Baku Letter: Top-class athletics conspicuous by absence

Sonia O’Sullivan agrees European Games are lacking top-level track and field events

There is no limit to our welcoming into the Kingdom of Azerbaijan. Such is their lavish consideration of our needs that they built the Baku Sports Hall just a short stroll down the Seaside Boulevard from the Crystal Hall.

This was clearly in anticipation of the these two venues being the most likely stages for the Irish medal winners, which is exactly the way things are working out.

Just before lunchtime here yesterday, the Irish boxers secured their first medal at Crystal Hall, Brendan Irvine guaranteeing himself at least bronze. Later, down at the Baku Sports Hall, our number one badminton seed Scott Evans got his campaign off to a resounding start, already looking like the medal contender he's being billed as. Chloe and Sam Magee are also top seeds in the mixed doubles, and every bit as intent on living up to their billing too.

So, a bit like the old Silk Trail, this will be the Irish medal trail for the rest of the week, a mini caravan of journalists, supporters and invited guests, strolling back and forth, from the Crystal Hall to the Baku Sports Hall, enjoying the warm breeze that comes laughing in off the Caspian Sea.


Panoramic views

Baku started out as a port, then moved inland, and the Seaside Boulevard offers perfectly panoramic views of both. The Irish medal trail takes about 25 minutes and there are plenty of spectacular sights along the way, starting with the State Flag Square, just outside Crystal Hall, where one of the biggest flags in Europe hangs off a 162-metre high pole.

Then, past the giant Ferris wheel, there is Little Venice, which is exactly what it sounds like: a mini replica of the Italian waterfront town, which since the 1960s, has been a favourite of the Baku glitterati, who like to idle the evenings away in the mini gondolas that wave through channels of blue water, reflecting the weeping willows alongside.

Not very long ago the Seaside Boulevard had become an abominable, oil-laded strip, with old ships wrecks and debris strewn around in disarray.

Then, in the middle of the last century, the Soviet Union gave it a European makeover, not necessarily modelled on places like Nice, yet every bit as inviting. It stretches 14km in all, and just past the Baku Sports Hall is the Azerbaijan Carpet Museum, another of those buildings that have to be seen to be believed.

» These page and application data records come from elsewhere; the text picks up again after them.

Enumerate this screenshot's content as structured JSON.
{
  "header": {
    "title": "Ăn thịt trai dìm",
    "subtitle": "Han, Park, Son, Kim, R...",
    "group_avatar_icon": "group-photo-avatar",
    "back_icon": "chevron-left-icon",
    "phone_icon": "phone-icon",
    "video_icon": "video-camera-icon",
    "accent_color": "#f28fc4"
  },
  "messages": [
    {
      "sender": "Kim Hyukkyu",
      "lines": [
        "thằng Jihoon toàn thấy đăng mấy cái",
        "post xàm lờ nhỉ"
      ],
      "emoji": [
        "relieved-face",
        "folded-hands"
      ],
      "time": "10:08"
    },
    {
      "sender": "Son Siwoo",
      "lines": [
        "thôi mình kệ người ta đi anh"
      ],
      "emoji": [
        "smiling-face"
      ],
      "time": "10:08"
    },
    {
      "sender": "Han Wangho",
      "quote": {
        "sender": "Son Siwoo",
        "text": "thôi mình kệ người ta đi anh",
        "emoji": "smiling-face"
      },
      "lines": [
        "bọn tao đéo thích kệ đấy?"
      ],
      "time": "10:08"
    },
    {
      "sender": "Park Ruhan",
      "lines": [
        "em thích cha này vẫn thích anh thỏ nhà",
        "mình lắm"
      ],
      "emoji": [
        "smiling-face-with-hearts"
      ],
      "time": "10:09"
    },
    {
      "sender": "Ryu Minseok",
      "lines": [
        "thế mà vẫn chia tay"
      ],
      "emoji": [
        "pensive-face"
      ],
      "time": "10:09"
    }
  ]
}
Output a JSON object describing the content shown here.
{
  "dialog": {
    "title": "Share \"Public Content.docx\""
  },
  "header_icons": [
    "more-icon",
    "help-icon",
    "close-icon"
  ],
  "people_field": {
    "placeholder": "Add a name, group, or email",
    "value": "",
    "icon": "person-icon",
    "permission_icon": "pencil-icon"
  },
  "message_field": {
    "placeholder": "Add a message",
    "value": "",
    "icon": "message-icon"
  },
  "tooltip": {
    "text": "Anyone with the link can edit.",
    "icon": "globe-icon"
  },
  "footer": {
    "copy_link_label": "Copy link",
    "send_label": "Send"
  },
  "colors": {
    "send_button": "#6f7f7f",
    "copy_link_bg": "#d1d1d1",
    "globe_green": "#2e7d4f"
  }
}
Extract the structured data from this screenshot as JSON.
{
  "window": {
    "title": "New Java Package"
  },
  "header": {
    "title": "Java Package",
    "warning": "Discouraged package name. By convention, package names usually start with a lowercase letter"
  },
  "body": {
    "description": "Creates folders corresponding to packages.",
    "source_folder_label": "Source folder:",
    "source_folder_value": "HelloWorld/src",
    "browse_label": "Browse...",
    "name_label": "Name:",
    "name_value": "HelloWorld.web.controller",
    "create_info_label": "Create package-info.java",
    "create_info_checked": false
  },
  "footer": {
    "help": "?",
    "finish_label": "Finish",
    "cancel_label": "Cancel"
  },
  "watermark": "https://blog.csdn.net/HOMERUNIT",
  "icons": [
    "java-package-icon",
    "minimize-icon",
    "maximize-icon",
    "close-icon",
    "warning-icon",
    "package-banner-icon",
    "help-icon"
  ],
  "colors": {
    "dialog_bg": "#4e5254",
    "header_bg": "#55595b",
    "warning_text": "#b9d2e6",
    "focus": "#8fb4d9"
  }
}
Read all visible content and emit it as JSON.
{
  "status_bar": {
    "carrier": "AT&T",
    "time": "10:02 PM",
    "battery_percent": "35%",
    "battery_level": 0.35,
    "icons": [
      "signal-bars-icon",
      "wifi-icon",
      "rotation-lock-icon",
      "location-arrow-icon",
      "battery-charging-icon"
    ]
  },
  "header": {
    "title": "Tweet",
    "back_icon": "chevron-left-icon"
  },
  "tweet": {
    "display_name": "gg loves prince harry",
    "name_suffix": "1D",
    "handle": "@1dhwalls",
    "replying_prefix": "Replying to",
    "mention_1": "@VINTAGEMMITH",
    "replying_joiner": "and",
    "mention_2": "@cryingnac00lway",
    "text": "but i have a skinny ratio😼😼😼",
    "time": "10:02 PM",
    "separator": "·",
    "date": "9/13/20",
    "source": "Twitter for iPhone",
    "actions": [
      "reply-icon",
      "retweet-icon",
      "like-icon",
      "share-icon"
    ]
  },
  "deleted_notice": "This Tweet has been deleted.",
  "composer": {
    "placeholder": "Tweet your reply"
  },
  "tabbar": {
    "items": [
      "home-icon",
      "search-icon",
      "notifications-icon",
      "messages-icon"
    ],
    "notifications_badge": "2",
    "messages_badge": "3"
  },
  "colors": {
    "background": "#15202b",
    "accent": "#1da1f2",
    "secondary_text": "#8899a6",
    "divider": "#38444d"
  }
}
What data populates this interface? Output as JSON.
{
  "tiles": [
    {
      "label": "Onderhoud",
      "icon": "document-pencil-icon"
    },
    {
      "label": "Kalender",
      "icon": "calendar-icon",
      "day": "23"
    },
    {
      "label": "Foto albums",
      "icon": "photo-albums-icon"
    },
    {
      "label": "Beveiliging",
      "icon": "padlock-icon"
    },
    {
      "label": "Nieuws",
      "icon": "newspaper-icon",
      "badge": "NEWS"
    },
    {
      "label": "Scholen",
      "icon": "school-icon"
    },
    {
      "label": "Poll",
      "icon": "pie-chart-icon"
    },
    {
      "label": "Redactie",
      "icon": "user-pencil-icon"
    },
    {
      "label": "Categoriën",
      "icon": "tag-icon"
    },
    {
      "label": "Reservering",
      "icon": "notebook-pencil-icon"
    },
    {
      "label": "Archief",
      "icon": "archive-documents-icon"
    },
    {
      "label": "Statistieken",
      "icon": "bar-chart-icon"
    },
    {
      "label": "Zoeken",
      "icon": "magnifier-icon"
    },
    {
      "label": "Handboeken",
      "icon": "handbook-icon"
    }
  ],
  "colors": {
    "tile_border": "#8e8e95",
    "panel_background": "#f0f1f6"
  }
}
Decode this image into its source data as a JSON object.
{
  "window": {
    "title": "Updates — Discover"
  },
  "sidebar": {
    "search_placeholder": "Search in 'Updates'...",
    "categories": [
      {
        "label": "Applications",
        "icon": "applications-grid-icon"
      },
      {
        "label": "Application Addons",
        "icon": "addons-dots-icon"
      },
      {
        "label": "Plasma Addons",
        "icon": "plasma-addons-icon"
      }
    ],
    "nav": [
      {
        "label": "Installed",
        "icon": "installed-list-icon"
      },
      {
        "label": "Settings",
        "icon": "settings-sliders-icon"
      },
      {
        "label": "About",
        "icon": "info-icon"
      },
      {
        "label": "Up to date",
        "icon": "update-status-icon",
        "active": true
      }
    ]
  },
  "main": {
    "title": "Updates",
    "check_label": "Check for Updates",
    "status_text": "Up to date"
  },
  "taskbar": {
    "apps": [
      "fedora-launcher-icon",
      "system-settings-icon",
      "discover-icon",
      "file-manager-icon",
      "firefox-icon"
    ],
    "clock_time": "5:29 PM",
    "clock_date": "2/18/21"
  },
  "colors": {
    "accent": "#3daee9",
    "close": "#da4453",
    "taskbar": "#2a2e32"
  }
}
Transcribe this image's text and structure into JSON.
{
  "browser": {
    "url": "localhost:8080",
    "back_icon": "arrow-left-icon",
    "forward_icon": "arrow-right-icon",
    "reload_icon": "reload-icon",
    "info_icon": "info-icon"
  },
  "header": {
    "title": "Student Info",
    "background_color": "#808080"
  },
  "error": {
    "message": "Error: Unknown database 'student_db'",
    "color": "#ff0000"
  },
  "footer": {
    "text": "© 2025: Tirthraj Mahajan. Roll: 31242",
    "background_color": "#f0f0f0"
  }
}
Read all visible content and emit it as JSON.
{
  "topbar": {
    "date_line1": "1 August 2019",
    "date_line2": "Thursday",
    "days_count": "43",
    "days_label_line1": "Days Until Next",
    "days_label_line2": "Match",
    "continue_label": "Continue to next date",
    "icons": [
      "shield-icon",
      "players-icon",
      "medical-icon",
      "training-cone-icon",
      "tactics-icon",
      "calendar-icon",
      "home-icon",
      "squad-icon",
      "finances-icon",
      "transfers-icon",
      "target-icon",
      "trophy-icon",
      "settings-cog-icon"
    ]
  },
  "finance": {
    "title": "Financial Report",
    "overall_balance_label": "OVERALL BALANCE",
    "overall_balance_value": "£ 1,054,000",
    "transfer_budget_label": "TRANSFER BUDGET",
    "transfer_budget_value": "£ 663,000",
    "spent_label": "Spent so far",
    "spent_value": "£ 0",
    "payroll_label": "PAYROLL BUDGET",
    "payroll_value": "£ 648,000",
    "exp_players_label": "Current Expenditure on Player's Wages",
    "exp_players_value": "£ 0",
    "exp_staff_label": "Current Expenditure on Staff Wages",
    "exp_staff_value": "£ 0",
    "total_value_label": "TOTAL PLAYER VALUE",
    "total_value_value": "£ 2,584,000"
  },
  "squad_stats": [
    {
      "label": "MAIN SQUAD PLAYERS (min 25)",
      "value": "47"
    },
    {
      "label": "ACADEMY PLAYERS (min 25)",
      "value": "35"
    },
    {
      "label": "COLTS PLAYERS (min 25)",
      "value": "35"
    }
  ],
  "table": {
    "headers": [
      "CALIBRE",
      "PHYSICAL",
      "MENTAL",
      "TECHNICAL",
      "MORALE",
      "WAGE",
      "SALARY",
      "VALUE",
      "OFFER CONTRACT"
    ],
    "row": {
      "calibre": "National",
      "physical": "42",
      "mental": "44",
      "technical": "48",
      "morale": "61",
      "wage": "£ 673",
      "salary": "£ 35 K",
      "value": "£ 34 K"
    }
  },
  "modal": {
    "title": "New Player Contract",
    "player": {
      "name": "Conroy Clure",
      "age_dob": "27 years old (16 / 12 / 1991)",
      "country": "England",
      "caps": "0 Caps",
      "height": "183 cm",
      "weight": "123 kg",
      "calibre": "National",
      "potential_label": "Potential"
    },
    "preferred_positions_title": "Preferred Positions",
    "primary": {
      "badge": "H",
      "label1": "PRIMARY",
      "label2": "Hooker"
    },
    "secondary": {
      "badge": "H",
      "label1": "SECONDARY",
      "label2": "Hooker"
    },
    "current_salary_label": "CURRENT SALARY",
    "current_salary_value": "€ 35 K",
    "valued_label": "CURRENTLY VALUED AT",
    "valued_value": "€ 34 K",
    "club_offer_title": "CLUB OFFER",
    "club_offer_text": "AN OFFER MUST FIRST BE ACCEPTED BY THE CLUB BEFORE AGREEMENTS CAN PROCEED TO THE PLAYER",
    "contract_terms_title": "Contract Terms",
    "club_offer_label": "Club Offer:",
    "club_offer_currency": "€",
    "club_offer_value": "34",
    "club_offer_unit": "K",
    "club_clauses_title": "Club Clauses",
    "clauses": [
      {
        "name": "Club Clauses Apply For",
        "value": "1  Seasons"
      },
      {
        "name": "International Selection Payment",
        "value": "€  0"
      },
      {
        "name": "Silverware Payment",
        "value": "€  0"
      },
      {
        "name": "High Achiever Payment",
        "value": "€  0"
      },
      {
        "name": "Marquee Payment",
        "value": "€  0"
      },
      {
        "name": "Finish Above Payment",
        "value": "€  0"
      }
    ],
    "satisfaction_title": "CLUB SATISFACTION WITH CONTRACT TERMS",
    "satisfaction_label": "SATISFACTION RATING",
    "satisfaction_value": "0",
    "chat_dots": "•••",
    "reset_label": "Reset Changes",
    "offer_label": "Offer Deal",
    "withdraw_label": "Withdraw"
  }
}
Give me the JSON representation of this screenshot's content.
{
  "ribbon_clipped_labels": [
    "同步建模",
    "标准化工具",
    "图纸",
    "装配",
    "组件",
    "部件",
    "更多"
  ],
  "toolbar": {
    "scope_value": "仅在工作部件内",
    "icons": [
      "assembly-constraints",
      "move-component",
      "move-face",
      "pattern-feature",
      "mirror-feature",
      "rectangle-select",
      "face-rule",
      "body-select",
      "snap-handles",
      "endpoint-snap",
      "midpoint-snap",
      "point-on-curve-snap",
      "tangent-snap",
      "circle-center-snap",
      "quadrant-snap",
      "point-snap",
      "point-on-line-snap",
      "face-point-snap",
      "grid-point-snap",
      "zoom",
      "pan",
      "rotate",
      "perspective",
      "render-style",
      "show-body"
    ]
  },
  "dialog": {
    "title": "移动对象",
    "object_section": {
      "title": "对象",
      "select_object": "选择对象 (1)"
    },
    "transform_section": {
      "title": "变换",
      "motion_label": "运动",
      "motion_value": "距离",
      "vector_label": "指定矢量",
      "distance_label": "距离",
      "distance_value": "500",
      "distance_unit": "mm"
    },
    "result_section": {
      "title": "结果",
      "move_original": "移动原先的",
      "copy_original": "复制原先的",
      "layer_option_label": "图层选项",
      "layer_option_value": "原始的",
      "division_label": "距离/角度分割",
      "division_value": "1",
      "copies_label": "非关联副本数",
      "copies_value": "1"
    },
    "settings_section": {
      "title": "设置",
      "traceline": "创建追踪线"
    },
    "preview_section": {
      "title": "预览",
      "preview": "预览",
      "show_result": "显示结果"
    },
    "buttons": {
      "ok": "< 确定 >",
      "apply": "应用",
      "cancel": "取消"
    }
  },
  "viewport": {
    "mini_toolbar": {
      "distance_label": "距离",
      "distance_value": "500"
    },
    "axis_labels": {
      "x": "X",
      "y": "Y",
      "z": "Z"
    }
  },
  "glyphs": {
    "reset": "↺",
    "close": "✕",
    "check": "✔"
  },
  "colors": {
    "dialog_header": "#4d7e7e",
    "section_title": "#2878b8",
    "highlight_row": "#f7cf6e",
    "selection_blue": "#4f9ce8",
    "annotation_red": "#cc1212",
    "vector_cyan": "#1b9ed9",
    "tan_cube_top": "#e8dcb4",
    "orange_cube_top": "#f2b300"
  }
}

One instantly recognisable face strolling down the Irish medal trail yesterday was Sonia O'Sullivan, making her way from Crystal Hall, after watching Irish boxer Ceire Smith lose a split decision to the Russian Saiana Sagataeva, to the Baku Sports Hall, where Evans was about to start his first match. O'Sullivan is in Baku as a guest of Pat Hickey, president of the European Olympic Committee. It's easy to tell from the look on her face just how much the Kingdom of Azerbaijan has been welcoming her, too.

Yet we quickly agreed that, for all Baku had to offer, one thing was definitely missing: a properly competitive programme of athletics. Here, the two-day track and field competition – a fourth division league contest between the bottom nations of the continent – passed off with less than a ripple of anticipation, and not just because there was no Irish medal interest.

O’Sullivan sat inside Baku’s new €540 million Olympic Stadium to watch Sunday’s events, mostly out of curiosity, and that simply reinforced her belief that if these games are to have a future, elite athletics will have to find a way in.

“From what I’ve seen, I think the games definitely needs athletics. But I also think athletics would want to be here. And I think there’s a place for it. There has to be some way of working it out, some sort of compromise.

Slightly dead

The European Team Championships is slightly dead, anyway, so there should be some way of bringing more of that to these games.

“And you can’t provide a top-class stadium like they have here without top-class athletics. So I think the European Athletics Federation should look at some sort of compromise, maybe invite the top eight countries in Europe, make it exclusive like that, so that athletes would want to come here, not want to miss out, and so see the importance of it.”

Because from what O’Sullivan has seen in the other 19 sports – particularly in boxing, cycling and gymnastics – the quality of competition is not just impressively high enough to ensure the success of these games in the long term, but also to ensure more Irish athletes build towards Olympic success in the short term.

“I think the longer I’ve been here, the more I appreciate the high standard in all the other sports. It’s definitely a way of bridging a gap between a European Championships, and a World Championships, and then the Olympics.

“It’s definitely somewhere in between. When athletes have a chance to win a medal, or better their career, they will always improve.”

Ian O'Riordan

Ian O'Riordan

Ian O'Riordan is an Irish Times sports journalist writing on athletics